Town Regatta. This is a 10 day long event that has become a popular tradition in George Town and includes small and large boat races, volleyball, bocce ball and baseball tournaments, a variety show, scavenger hunt and much more. The regatta started with a Poker Run, and we were invited to crew along with Graham, a wonderful boater we have met from Nova Scotia. Unless you are a biker or boater, you may not know what a poker run is (I know I didn’t…and no, it’s not “poke her and run”…ha ha). It is really a fun event; you travel in your dinghy’s between 7 different venues. At each venue, they have drink and food specials, and you also collect a playing card. The goal is to get the best poker hand between the 7 cards you receive. Obviously, it requires no skill (perfect for me!). Unfortunately, we did not get a winning hand…but we definitely won out in fun and making new friends. It gave us a chance to see some of the venues around here that we haven’t been to yet. We met a lot of other boaters and ended the day with a dance (and a great
On Saturday, we had intended to head into town to watch the Regatta Variety Show. However, we also decided we needed to fill our water tanks. Just as with anything else down here, this is not a quick task. Usually, we can just pull up to a dock, grab a hose and turn on a tap…down here, it means lugging our water jugs in the dinghy across the harbour, filling them up, then coming back and draining them into our tank. With only 4 six gallon jugs, this takes 4 trips back and forth, and at times, an hour wait at the water station to fill the jugs each time. On this day, since most people were at the variety show, the water line was much smaller, and so Lukus dropped me off in town to go watch the show while he ran back and forth to get the tanks filled. Which means, while he missed most of the show, I was fortunate to be able to take in some of the acts. My favorites, of course, were the local school kids who performed a number of dances, some poetry and a couple songs. I could have
George Town Dinghy Dock
On Variety Show day, there were so many boats at the dinghy dock, boats were tying off to each other!
wrapped up each one of them and took them home…so cute!
In between all of this, we have spent most of our time as has become our routine. Cleaning, cooking, working or studying, reading, playing cards, visiting new friends, walking the beach and island trails, kayaking (our friends have graciously lent us their kayak for use whenever we want) and snorkeling and spearfishing.
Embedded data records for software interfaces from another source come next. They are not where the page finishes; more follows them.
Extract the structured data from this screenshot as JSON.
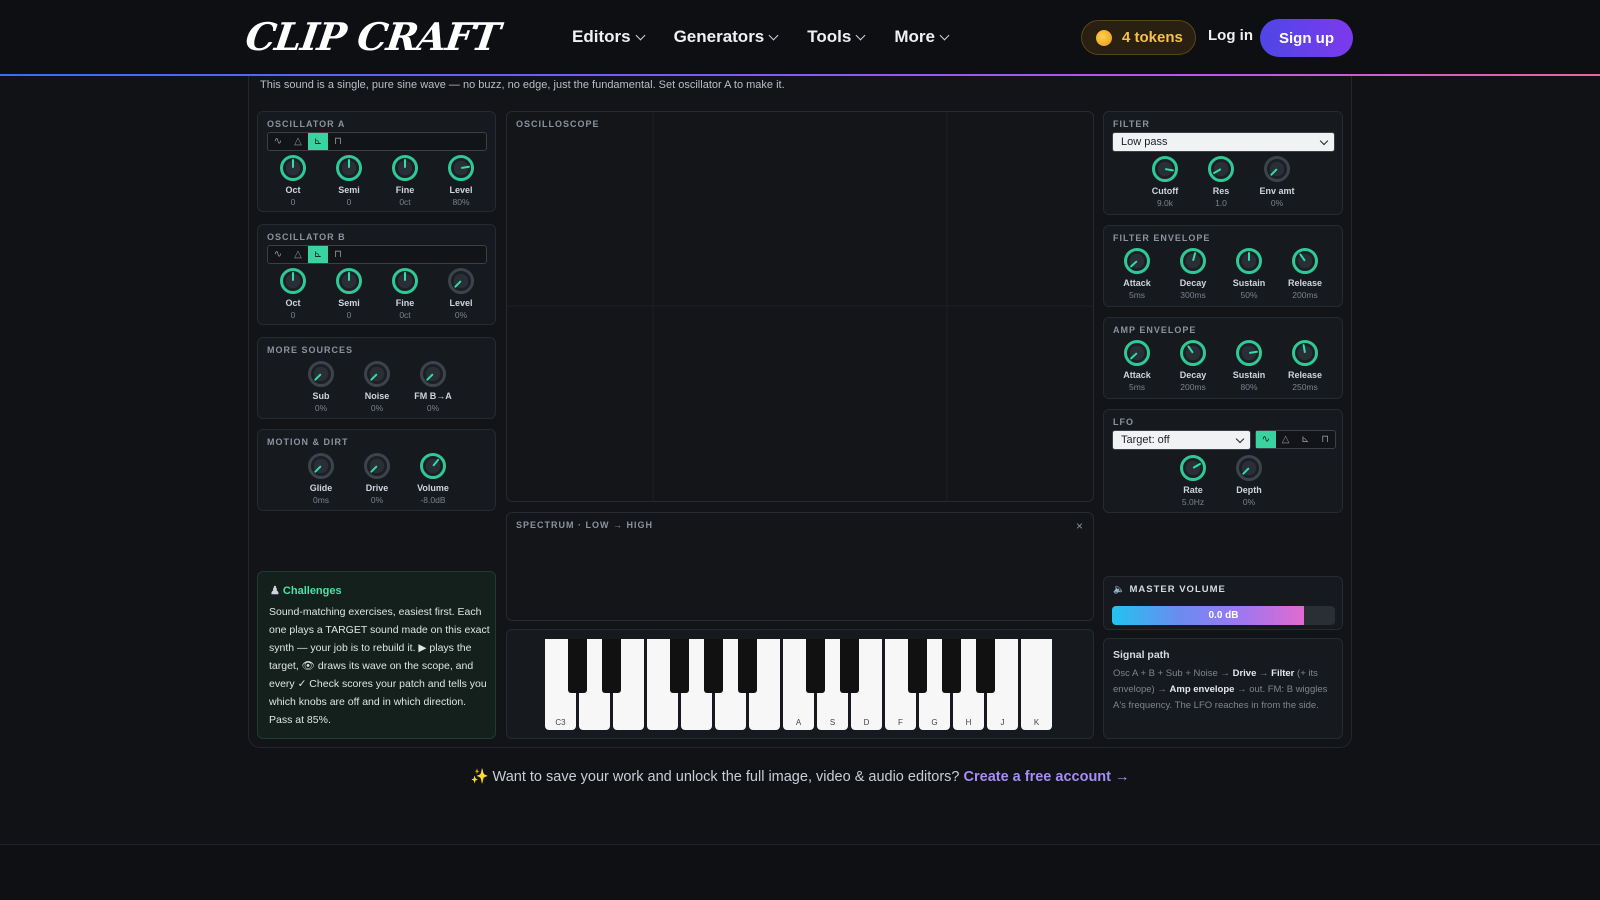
{
  "brand": {
    "logo_text": "CLIP CRAFT"
  },
  "nav": {
    "items": [
      "Editors",
      "Generators",
      "Tools",
      "More"
    ]
  },
  "header": {
    "tokens": "4 tokens",
    "login": "Log in",
    "signup": "Sign up"
  },
  "intro": "This sound is a single, pure sine wave — no buzz, no edge, just the fundamental. Set oscillator A to make it.",
  "wave_icons": [
    "∿",
    "△",
    "⊾",
    "⊓"
  ],
  "osc_a": {
    "title": "OSCILLATOR A",
    "selected_wave": 2,
    "knobs": [
      {
        "label": "Oct",
        "value": "0"
      },
      {
        "label": "Semi",
        "value": "0"
      },
      {
        "label": "Fine",
        "value": "0ct"
      },
      {
        "label": "Level",
        "value": "80%"
      }
    ]
  },
  "osc_b": {
    "title": "OSCILLATOR B",
    "selected_wave": 2,
    "knobs": [
      {
        "label": "Oct",
        "value": "0"
      },
      {
        "label": "Semi",
        "value": "0"
      },
      {
        "label": "Fine",
        "value": "0ct"
      },
      {
        "label": "Level",
        "value": "0%"
      }
    ]
  },
  "more_sources": {
    "title": "MORE SOURCES",
    "knobs": [
      {
        "label": "Sub",
        "value": "0%"
      },
      {
        "label": "Noise",
        "value": "0%"
      },
      {
        "label": "FM B→A",
        "value": "0%"
      }
    ]
  },
  "motion": {
    "title": "MOTION & DIRT",
    "knobs": [
      {
        "label": "Glide",
        "value": "0ms"
      },
      {
        "label": "Drive",
        "value": "0%"
      },
      {
        "label": "Volume",
        "value": "-8.0dB"
      }
    ]
  },
  "oscilloscope": {
    "title": "OSCILLOSCOPE"
  },
  "spectrum": {
    "title": "SPECTRUM · LOW → HIGH",
    "close": "×"
  },
  "filter": {
    "title": "FILTER",
    "type": "Low pass",
    "knobs": [
      {
        "label": "Cutoff",
        "value": "9.0k"
      },
      {
        "label": "Res",
        "value": "1.0"
      },
      {
        "label": "Env amt",
        "value": "0%"
      }
    ]
  },
  "filter_env": {
    "title": "FILTER ENVELOPE",
    "knobs": [
      {
        "label": "Attack",
        "value": "5ms"
      },
      {
        "label": "Decay",
        "value": "300ms"
      },
      {
        "label": "Sustain",
        "value": "50%"
      },
      {
        "label": "Release",
        "value": "200ms"
      }
    ]
  },
  "amp_env": {
    "title": "AMP ENVELOPE",
    "knobs": [
      {
        "label": "Attack",
        "value": "5ms"
      },
      {
        "label": "Decay",
        "value": "200ms"
      },
      {
        "label": "Sustain",
        "value": "80%"
      },
      {
        "label": "Release",
        "value": "250ms"
      }
    ]
  },
  "lfo": {
    "title": "LFO",
    "target": "Target: off",
    "selected_wave": 0,
    "knobs": [
      {
        "label": "Rate",
        "value": "5.0Hz"
      },
      {
        "label": "Depth",
        "value": "0%"
      }
    ]
  },
  "master": {
    "title": "MASTER VOLUME",
    "value": "0.0 dB",
    "level": 0.86
  },
  "signal_path": {
    "title": "Signal path",
    "parts": [
      {
        "t": "Osc A + B + Sub + Noise → ",
        "b": false
      },
      {
        "t": "Drive",
        "b": true
      },
      {
        "t": " → ",
        "b": false
      },
      {
        "t": "Filter",
        "b": true
      },
      {
        "t": " (+ its envelope) → ",
        "b": false
      },
      {
        "t": "Amp envelope",
        "b": true
      },
      {
        "t": " → out. FM: B wiggles A's frequency. The LFO reaches in from the side.",
        "b": false
      }
    ]
  },
  "challenges": {
    "title": "Challenges",
    "text": "Sound-matching exercises, easiest first. Each one plays a TARGET sound made on this exact synth — your job is to rebuild it. ▶ plays the target, 👁 draws its wave on the scope, and every ✓ Check scores your patch and tells you which knobs are off and in which direction. Pass at 85%."
  },
  "keyboard": {
    "white_labels": [
      "C3",
      "",
      "",
      "",
      "",
      "",
      "",
      "A",
      "S",
      "D",
      "F",
      "G",
      "H",
      "J",
      "K"
    ]
  },
  "footer": {
    "sparkle": "✨",
    "text": " Want to save your work and unlock the full image, video & audio editors? ",
    "link": "Create a free account →"
  },
  "colors": {
    "accent": "#38d39f",
    "signup": "#5b3ff0",
    "token": "#f6c14a"
  }
}
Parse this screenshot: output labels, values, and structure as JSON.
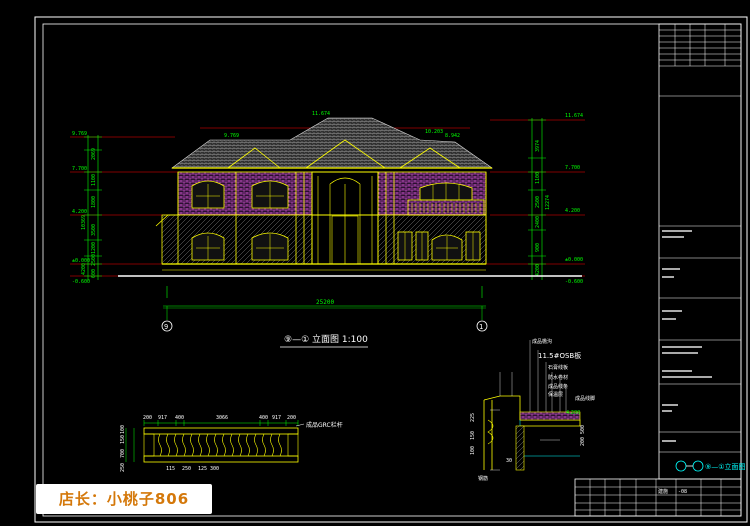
{
  "drawing": {
    "main_caption": "⑨—① 立面图 1:100",
    "axis_left": "9",
    "axis_right": "1",
    "overall_dim": "25200",
    "left_elev": {
      "levels": [
        "9.769",
        "7.700",
        "4.200",
        "±0.000",
        "-0.600"
      ],
      "dims": [
        "2069",
        "1100",
        "1800",
        "3500",
        "1200",
        "2500",
        "4200",
        "600",
        "10369"
      ]
    },
    "right_elev": {
      "levels": [
        "11.674",
        "7.700",
        "4.200",
        "±0.000",
        "-0.600"
      ],
      "dims": [
        "3974",
        "1100",
        "2500",
        "2400",
        "900",
        "4200",
        "300",
        "12274"
      ]
    },
    "roof_levels": [
      "11.674",
      "9.769",
      "10.203",
      "8.942"
    ],
    "baluster_dims_top": [
      "200",
      "917",
      "400",
      "3066",
      "400",
      "917",
      "200"
    ],
    "baluster_dims_bottom": [
      "115",
      "250",
      "125",
      "300"
    ],
    "baluster_note": "成品GRC栏杆",
    "baluster_side_dims": [
      "100",
      "150",
      "700",
      "250"
    ],
    "section": {
      "labels": [
        "成品檐沟",
        "11.5#OSB板",
        "石膏线板",
        "防水卷材",
        "成品线条",
        "保温层",
        "成品线脚",
        "4.200"
      ],
      "dims": [
        "225",
        "150",
        "100",
        "500",
        "200",
        "30"
      ],
      "bottom_label": "钢筋"
    },
    "titleblock": {
      "sheet_title": "⑨—①立面图",
      "rows": [
        "建施",
        "-08"
      ]
    }
  },
  "watermark": {
    "text": "店长：小桃子",
    "num": "806"
  },
  "colors": {
    "frame": "#ffffff",
    "building": "#ffff00",
    "roof": "#c8c8c8",
    "dim": "#00ff00",
    "level_line": "#ff0000",
    "brick": "#ff66ff",
    "cyan": "#00ffff",
    "watermark": "#d4780a"
  }
}
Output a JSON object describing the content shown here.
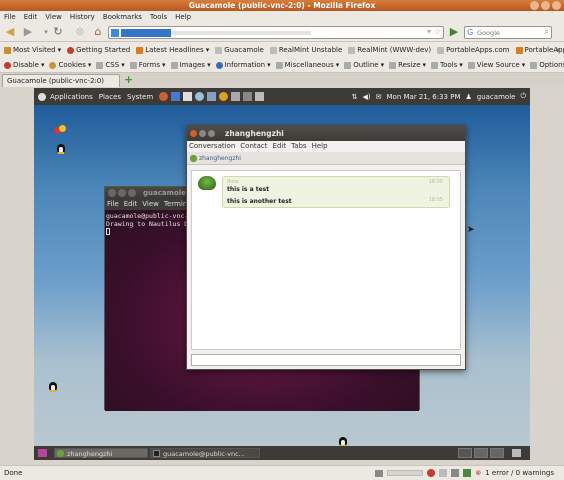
{
  "browser": {
    "title": "Guacamole (public-vnc-2:0) - Mozilla Firefox",
    "menu": [
      "File",
      "Edit",
      "View",
      "History",
      "Bookmarks",
      "Tools",
      "Help"
    ],
    "search_placeholder": "Google",
    "bookmarks": [
      "Most Visited",
      "Getting Started",
      "Latest Headlines",
      "Guacamole",
      "RealMint Unstable",
      "RealMint (WWW-dev)",
      "PortableApps.com",
      "PortableApps.co..."
    ],
    "devtools": [
      "Disable",
      "Cookies",
      "CSS",
      "Forms",
      "Images",
      "Information",
      "Miscellaneous",
      "Outline",
      "Resize",
      "Tools",
      "View Source",
      "Options"
    ],
    "tab_label": "Guacamole (public-vnc-2:0)",
    "status_left": "Done",
    "status_right": "1 error / 0 warnings",
    "accent": "#c0602a"
  },
  "remote": {
    "top_panel": {
      "menus": [
        "Applications",
        "Places",
        "System"
      ],
      "clock": "Mon Mar 21, 6:33 PM",
      "user": "guacamole"
    },
    "terminal": {
      "title": "guacamole@public-vnc-",
      "menu": [
        "File",
        "Edit",
        "View",
        "Terminal"
      ],
      "lines": [
        "guacamole@public-vnc-",
        "Drawing to Nautilus De"
      ]
    },
    "chat": {
      "title": "zhanghengzhi",
      "menu": [
        "Conversation",
        "Contact",
        "Edit",
        "Tabs",
        "Help"
      ],
      "tab": "zhanghengzhi",
      "sender": "Rose",
      "messages": [
        {
          "text": "this is a test",
          "time": "18:05"
        },
        {
          "text": "this is another test",
          "time": "18:05"
        }
      ]
    },
    "taskbar": [
      "zhanghengzhi",
      "guacamole@public-vnc..."
    ]
  }
}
The other day, we were out snorkeling a reef when I was suddenly awestruck. Not simply because of the breathtaking scene, the warmth of the sun playing on the crystalline waters lined with snow white sands and swaying palms, but because we are here. Living the “dream” we had talked about and imagined for the last few years. Spending every day in the sun, surrounded by bath temperature waters. Seeing new places and meeting new people. Getting up without an alarm clock. Choosing what we want to do, when we want to do it. Having a choice to wear shoes, or not (or coats, pants, or shirts for that matter!).
And as I floated along in the dinghy, watching Lukus dive down into the blue, I suddenly realized that just a moment before, I
A group of Bahamian kids putting on a dance
had been almost
complacent. Not to the point that I wasn’t happy and content, but I had fallen into a place where I was taking these moments for granted. It’s hard to admit; it’s almost shameful, but I have to be honest. Here I am, living this idyllic life in “paradise” and not reveling in every instant!
But along with this came an even deeper enlightenment. In those thoughts, I was still focusing on the material. I was admonishing myself for not being exuberant over where
I was, what
I was doing and what
we have. In truth, no matter where I am or what I am doing, I should be rejoicing and ever grateful for the blessings I have been given. Because truly, my greatest blessing is the love that is ever present in my life.
And so, with these illuminating thoughts still drifting in my mind, I want to thank each and every one of you, our friends and family, for being a part of that blessing! Thank you for the love!
Tot: 0.179s; Tpl: 0.012s; cc: 6; qc: 44; dbt: 0.0603s; 1; m:domysql w:travelblog (10.17.0.13); sld: 1;
; mem: 1.1mb